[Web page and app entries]

============

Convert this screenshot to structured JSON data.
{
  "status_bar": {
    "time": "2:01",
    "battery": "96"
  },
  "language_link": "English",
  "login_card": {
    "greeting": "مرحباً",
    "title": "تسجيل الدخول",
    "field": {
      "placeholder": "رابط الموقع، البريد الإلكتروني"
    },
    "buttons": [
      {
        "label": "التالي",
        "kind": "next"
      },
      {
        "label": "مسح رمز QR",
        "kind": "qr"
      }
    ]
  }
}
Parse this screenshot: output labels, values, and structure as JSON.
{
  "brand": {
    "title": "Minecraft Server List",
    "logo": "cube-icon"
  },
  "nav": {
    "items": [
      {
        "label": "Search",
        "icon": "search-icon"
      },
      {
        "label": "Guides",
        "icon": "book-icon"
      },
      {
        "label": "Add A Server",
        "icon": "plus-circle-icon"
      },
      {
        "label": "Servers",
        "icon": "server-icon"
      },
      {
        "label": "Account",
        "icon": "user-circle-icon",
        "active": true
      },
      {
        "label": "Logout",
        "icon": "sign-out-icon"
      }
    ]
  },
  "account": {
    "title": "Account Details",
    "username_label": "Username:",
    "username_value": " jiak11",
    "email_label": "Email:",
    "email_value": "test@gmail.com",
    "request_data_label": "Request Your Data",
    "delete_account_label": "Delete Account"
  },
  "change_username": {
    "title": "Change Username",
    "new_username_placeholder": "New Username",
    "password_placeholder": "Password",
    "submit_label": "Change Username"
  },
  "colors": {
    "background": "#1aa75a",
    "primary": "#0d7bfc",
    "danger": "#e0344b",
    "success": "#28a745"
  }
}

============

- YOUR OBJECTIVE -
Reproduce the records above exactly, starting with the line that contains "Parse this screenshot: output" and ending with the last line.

- OUTPUT -
Parse this screenshot: output labels, values, and structure as JSON.
{
  "brand": {
    "title": "Minecraft Server List",
    "logo": "cube-icon"
  },
  "nav": {
    "items": [
      {
        "label": "Search",
        "icon": "search-icon"
      },
      {
        "label": "Guides",
        "icon": "book-icon"
      },
      {
        "label": "Add A Server",
        "icon": "plus-circle-icon"
      },
      {
        "label": "Servers",
        "icon": "server-icon"
      },
      {
        "label": "Account",
        "icon": "user-circle-icon",
        "active": true
      },
      {
        "label": "Logout",
        "icon": "sign-out-icon"
      }
    ]
  },
  "account": {
    "title": "Account Details",
    "username_label": "Username:",
    "username_value": " jiak11",
    "email_label": "Email:",
    "email_value": "test@gmail.com",
    "request_data_label": "Request Your Data",
    "delete_account_label": "Delete Account"
  },
  "change_username": {
    "title": "Change Username",
    "new_username_placeholder": "New Username",
    "password_placeholder": "Password",
    "submit_label": "Change Username"
  },
  "colors": {
    "background": "#1aa75a",
    "primary": "#0d7bfc",
    "danger": "#e0344b",
    "success": "#28a745"
  }
}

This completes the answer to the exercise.